For nearly 100 years Mineral de Pozos, Guanajuato, Mexico, has been an abandoned mining town on the verge of extinction. Today, recognized by the federal government as a Pueblo Magico, the once prosperous town is making a comeback as a place to relax, kick-back, and enjoy. Just 45-minutes away from the bustling expatriate mecca of San Miguel de Allende, Pozos offers what San Miguel is not — a small-scale, tranquil, serene, intimate and lower-key approach to life. There are excellent restaurants and stunning accommodations where you can rest, refresh, and use as a base to explore the environs.
I loved walking the original cobblestone streets. I felt as if I was transported back to the early 20th century, and the architecture reminded me of old west towns you might see in 1950’s cowboy movies.
The hill town is easy to traverse, and within a few blocks of the lovely Su Casa B&B where I stayed, I discovered the central plaza, lined with several excellent art galleries, shops, El Secreto de Pozos B&B and Galleria No. 6. There is a local art scene with painting, sculpture, photography, music and pre-hispanic instruments, plus a self-guided gallery tour with each place well-marked.
Mineral de Pozos is on the priority list for tourism development by the federal and state offices of tourism. Pozos is also one of Adriana Cortes-Jimenez’ priorities. Her organization, Fundacion Communitaria del Bajio, is investing in the lives of local people who have the talent and wherewithal to build a tourism infrastructure that is owned and operated by Mexicans.
So often I heard, “We don’t want Pozos to become another San Miguel,” during the three days I was there. What does this mean? I asked people. I learned about how important it is to develop and invest in local ownership of businesses so that Mexicans can have a share of the economic prosperity that tourism brings. This means more than being trained as the restaurant cook, server, gardener or housekeeper. It means participating in the decisions of how the town develops, owning land, getting micro-finance loans to start restaurants, guide services, bed and breakfasts, and shops, and the training to run these successfully.
Please don’t get me wrong. San Miguel de Allende is a magnificent historic hill town with an incredible jardin (central garden), a splendid church, great walking streets, with an extraordinary art scene. It is a shopper’s paradise and many expats love the opportunity to live there to discover their passions. With its million dollar mansions and amazing views, it’s no wonder that the village has exploded and attracted the artistic and those searching for another way of life. I loved my visit to San Miguel and appreciated knowing it better! Oaxaca is where I belong.

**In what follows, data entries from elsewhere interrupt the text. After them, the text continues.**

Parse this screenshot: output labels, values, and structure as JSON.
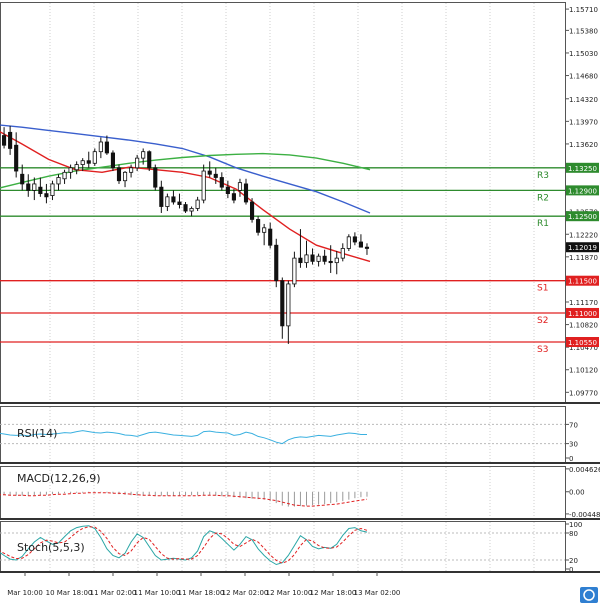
{
  "chart_data": {
    "type": "candlestick",
    "price_axis": {
      "ticks": [
        "1.15710",
        "1.15380",
        "1.15030",
        "1.14680",
        "1.14320",
        "1.13970",
        "1.13620",
        "1.13270",
        "1.12920",
        "1.12570",
        "1.12220",
        "1.11870",
        "1.11520",
        "1.11170",
        "1.10820",
        "1.10470",
        "1.10120",
        "1.09770"
      ],
      "ylim": [
        1.0962,
        1.1582
      ]
    },
    "time_axis": {
      "labels": [
        "Mar 10:00",
        "10 Mar 18:00",
        "11 Mar 02:00",
        "11 Mar 10:00",
        "11 Mar 18:00",
        "12 Mar 02:00",
        "12 Mar 10:00",
        "12 Mar 18:00",
        "13 Mar 02:00"
      ]
    },
    "last_price": "1.12019",
    "levels": [
      {
        "name": "R3",
        "label": "1.13250",
        "value": 1.1325,
        "color": "#2e8b2e"
      },
      {
        "name": "R2",
        "label": "1.12900",
        "value": 1.129,
        "color": "#2e8b2e"
      },
      {
        "name": "R1",
        "label": "1.12500",
        "value": 1.125,
        "color": "#2e8b2e"
      },
      {
        "name": "S1",
        "label": "1.11500",
        "value": 1.115,
        "color": "#e02020"
      },
      {
        "name": "S2",
        "label": "1.11000",
        "value": 1.11,
        "color": "#e02020"
      },
      {
        "name": "S3",
        "label": "1.10550",
        "value": 1.1055,
        "color": "#e02020"
      }
    ],
    "candles": [
      [
        1.1392,
        1.1397,
        1.1365,
        1.1372
      ],
      [
        1.1375,
        1.1388,
        1.1355,
        1.136
      ],
      [
        1.138,
        1.139,
        1.1345,
        1.1355
      ],
      [
        1.136,
        1.138,
        1.131,
        1.132
      ],
      [
        1.1315,
        1.133,
        1.129,
        1.13
      ],
      [
        1.13,
        1.1315,
        1.128,
        1.129
      ],
      [
        1.129,
        1.131,
        1.1275,
        1.13
      ],
      [
        1.1295,
        1.131,
        1.128,
        1.1285
      ],
      [
        1.1285,
        1.13,
        1.127,
        1.128
      ],
      [
        1.1282,
        1.1305,
        1.1275,
        1.13
      ],
      [
        1.13,
        1.1315,
        1.129,
        1.131
      ],
      [
        1.1308,
        1.1322,
        1.13,
        1.1318
      ],
      [
        1.1318,
        1.133,
        1.1308,
        1.1325
      ],
      [
        1.1322,
        1.1335,
        1.1315,
        1.133
      ],
      [
        1.133,
        1.134,
        1.132,
        1.1336
      ],
      [
        1.1336,
        1.135,
        1.1325,
        1.1332
      ],
      [
        1.1332,
        1.1355,
        1.1328,
        1.135
      ],
      [
        1.135,
        1.1372,
        1.134,
        1.1365
      ],
      [
        1.1365,
        1.1375,
        1.1345,
        1.1348
      ],
      [
        1.1348,
        1.1352,
        1.132,
        1.1325
      ],
      [
        1.1325,
        1.133,
        1.13,
        1.1305
      ],
      [
        1.1305,
        1.132,
        1.1295,
        1.1318
      ],
      [
        1.1318,
        1.133,
        1.131,
        1.1325
      ],
      [
        1.1325,
        1.1345,
        1.132,
        1.134
      ],
      [
        1.134,
        1.1355,
        1.133,
        1.135
      ],
      [
        1.135,
        1.1352,
        1.132,
        1.1325
      ],
      [
        1.1325,
        1.133,
        1.129,
        1.1295
      ],
      [
        1.1295,
        1.1305,
        1.1255,
        1.1265
      ],
      [
        1.1265,
        1.1285,
        1.1258,
        1.128
      ],
      [
        1.128,
        1.129,
        1.1268,
        1.1272
      ],
      [
        1.1272,
        1.1285,
        1.1262,
        1.1268
      ],
      [
        1.1268,
        1.1272,
        1.1255,
        1.1258
      ],
      [
        1.1258,
        1.1265,
        1.125,
        1.1262
      ],
      [
        1.1262,
        1.128,
        1.1258,
        1.1275
      ],
      [
        1.1275,
        1.133,
        1.127,
        1.132
      ],
      [
        1.132,
        1.1335,
        1.131,
        1.1315
      ],
      [
        1.1315,
        1.1325,
        1.13,
        1.131
      ],
      [
        1.131,
        1.1318,
        1.129,
        1.1295
      ],
      [
        1.1295,
        1.1305,
        1.1278,
        1.1285
      ],
      [
        1.1285,
        1.1292,
        1.127,
        1.1275
      ],
      [
        1.129,
        1.1308,
        1.128,
        1.1302
      ],
      [
        1.13,
        1.1308,
        1.1268,
        1.1272
      ],
      [
        1.1272,
        1.1278,
        1.124,
        1.1245
      ],
      [
        1.1245,
        1.125,
        1.122,
        1.1225
      ],
      [
        1.1225,
        1.1238,
        1.1205,
        1.1232
      ],
      [
        1.123,
        1.124,
        1.12,
        1.1205
      ],
      [
        1.1205,
        1.1215,
        1.114,
        1.115
      ],
      [
        1.115,
        1.1155,
        1.106,
        1.108
      ],
      [
        1.108,
        1.115,
        1.1052,
        1.1145
      ],
      [
        1.1145,
        1.1195,
        1.114,
        1.1185
      ],
      [
        1.1185,
        1.123,
        1.117,
        1.1178
      ],
      [
        1.1178,
        1.1212,
        1.117,
        1.119
      ],
      [
        1.119,
        1.12,
        1.1175,
        1.118
      ],
      [
        1.118,
        1.1192,
        1.1172,
        1.1188
      ],
      [
        1.1188,
        1.1198,
        1.1175,
        1.118
      ],
      [
        1.118,
        1.1205,
        1.1162,
        1.1178
      ],
      [
        1.1178,
        1.1196,
        1.116,
        1.1185
      ],
      [
        1.1185,
        1.1208,
        1.118,
        1.12
      ],
      [
        1.12,
        1.1222,
        1.1196,
        1.1218
      ],
      [
        1.1218,
        1.1225,
        1.1205,
        1.121
      ],
      [
        1.121,
        1.1222,
        1.1202,
        1.1202
      ],
      [
        1.1202,
        1.1208,
        1.119,
        1.12
      ]
    ],
    "moving_averages": [
      {
        "color": "#3a5fcd",
        "values": [
          1.1392,
          1.1388,
          1.1383,
          1.1378,
          1.1373,
          1.1368,
          1.1362,
          1.1355,
          1.1342,
          1.1325,
          1.1312,
          1.13,
          1.1288,
          1.1272,
          1.1255
        ]
      },
      {
        "color": "#3cb043",
        "values": [
          1.1292,
          1.1302,
          1.1312,
          1.132,
          1.1326,
          1.1332,
          1.1337,
          1.1341,
          1.1344,
          1.1346,
          1.1347,
          1.1345,
          1.134,
          1.1332,
          1.1322
        ]
      },
      {
        "color": "#e02020",
        "values": [
          1.1385,
          1.1362,
          1.1338,
          1.1322,
          1.1318,
          1.1326,
          1.1322,
          1.1318,
          1.131,
          1.1292,
          1.126,
          1.123,
          1.1205,
          1.1192,
          1.118
        ]
      }
    ],
    "indicators": [
      {
        "name": "RSI(14)",
        "ticks": [
          "70",
          "30",
          "0"
        ],
        "levels": [
          70,
          30
        ],
        "range": [
          0,
          100
        ],
        "values": [
          52,
          50,
          48,
          47,
          48,
          46,
          49,
          50,
          49,
          50,
          51,
          53,
          52,
          55,
          57,
          55,
          53,
          52,
          54,
          53,
          51,
          48,
          47,
          45,
          49,
          53,
          54,
          52,
          50,
          48,
          47,
          46,
          45,
          47,
          55,
          56,
          54,
          53,
          52,
          47,
          49,
          54,
          51,
          45,
          42,
          38,
          33,
          30,
          38,
          42,
          44,
          43,
          45,
          47,
          46,
          45,
          48,
          50,
          52,
          51,
          49,
          49
        ]
      },
      {
        "name": "MACD(12,26,9)",
        "ticks": [
          "0.004626",
          "0.00",
          "-0.004483"
        ],
        "range": [
          -0.0045,
          0.0046
        ],
        "values": [
          -0.0005,
          -0.0006,
          -0.0007,
          -0.0008,
          -0.0008,
          -0.0008,
          -0.0007,
          -0.0007,
          -0.0006,
          -0.0005,
          -0.0004,
          -0.0003,
          -0.0003,
          -0.0002,
          -0.0002,
          -0.0001,
          -0.0001,
          -0.0001,
          -0.0002,
          -0.0003,
          -0.0005,
          -0.0006,
          -0.0007,
          -0.0008,
          -0.0008,
          -0.0008,
          -0.0008,
          -0.0008,
          -0.0008,
          -0.0008,
          -0.0008,
          -0.0007,
          -0.0007,
          -0.0007,
          -0.0007,
          -0.0007,
          -0.0008,
          -0.0009,
          -0.001,
          -0.0011,
          -0.0012,
          -0.0013,
          -0.0014,
          -0.0015,
          -0.0016,
          -0.0019,
          -0.0023,
          -0.0028,
          -0.003,
          -0.003,
          -0.0029,
          -0.0028,
          -0.0027,
          -0.0026,
          -0.0025,
          -0.0023,
          -0.0021,
          -0.0019,
          -0.0016,
          -0.0013,
          -0.0011,
          -0.001
        ],
        "signal": [
          -0.0006,
          -0.0006,
          -0.0007,
          -0.0007,
          -0.0007,
          -0.0008,
          -0.0008,
          -0.0007,
          -0.0007,
          -0.0006,
          -0.0005,
          -0.0005,
          -0.0004,
          -0.0003,
          -0.0003,
          -0.0002,
          -0.0002,
          -0.0002,
          -0.0002,
          -0.0003,
          -0.0003,
          -0.0004,
          -0.0005,
          -0.0006,
          -0.0007,
          -0.0007,
          -0.0008,
          -0.0008,
          -0.0008,
          -0.0008,
          -0.0008,
          -0.0008,
          -0.0008,
          -0.0008,
          -0.0007,
          -0.0007,
          -0.0007,
          -0.0008,
          -0.0008,
          -0.0009,
          -0.001,
          -0.0011,
          -0.0012,
          -0.0013,
          -0.0014,
          -0.0016,
          -0.0018,
          -0.0021,
          -0.0024,
          -0.0027,
          -0.0028,
          -0.0029,
          -0.0029,
          -0.0028,
          -0.0027,
          -0.0026,
          -0.0025,
          -0.0023,
          -0.0021,
          -0.0019,
          -0.0017,
          -0.0015
        ]
      },
      {
        "name": "Stoch(5,5,3)",
        "ticks": [
          "100",
          "80",
          "20",
          "0"
        ],
        "levels": [
          80,
          20
        ],
        "range": [
          0,
          100
        ],
        "k": [
          40,
          30,
          22,
          20,
          28,
          45,
          60,
          70,
          62,
          55,
          58,
          72,
          85,
          92,
          95,
          96,
          90,
          70,
          45,
          30,
          25,
          35,
          60,
          78,
          70,
          50,
          30,
          20,
          22,
          24,
          22,
          20,
          25,
          40,
          72,
          85,
          80,
          68,
          55,
          42,
          55,
          72,
          65,
          45,
          30,
          18,
          10,
          14,
          30,
          52,
          74,
          65,
          50,
          45,
          48,
          46,
          55,
          75,
          90,
          92,
          85,
          82
        ],
        "d": [
          42,
          35,
          28,
          23,
          24,
          32,
          45,
          58,
          64,
          62,
          58,
          60,
          70,
          82,
          90,
          94,
          93,
          84,
          68,
          48,
          34,
          30,
          40,
          58,
          70,
          66,
          50,
          34,
          24,
          22,
          23,
          22,
          22,
          30,
          48,
          68,
          80,
          78,
          68,
          55,
          50,
          58,
          66,
          60,
          46,
          31,
          19,
          13,
          18,
          32,
          52,
          66,
          62,
          52,
          47,
          46,
          49,
          60,
          74,
          86,
          90,
          86
        ]
      }
    ]
  }
}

Mexico was colonized by the Spanish in 1521 when Cortes landed in Veracruz. Mexicans have fought against colonialism for much of the nation’s existence. However, most major industry and manufacturing is still owned by foreigners. Walmart is one of Mexico’s largest employers. Canadians operate the mines in Guanajuato and pay minimum wage, I’m told. Mexico is oil-rich but has no refineries, shipping its natural resource to the U.S. for processing, and then back again to be used.
Tourism in Pozos represents a new opportunity for local ownership and control of one’s own destiny. For visitors, the opportunity is to discover great food, stunning views, excellent hiking and mountain bike trails, an opportunity to do community service with a local composting effort, and nature photography at its finest with abandoned mines as archeological focal points.
I hope you will give yourself time to go beyond San Miguel de Allende to take it a bit slower in Pozos. You won’t be sorry.
If you are interested in supporting the work of Fundacion Communitaria del Bajio, please contact Adriana Cortes Jimenez.
You might be interested in knowing that the blurry photos above are intentional. I am using an experimental lens called the Lensbaby Muse for my Nikon. It’s fun and creates some very interesting, and sometimes amusing, images! My friend Sam Robbins calls it the Woogity.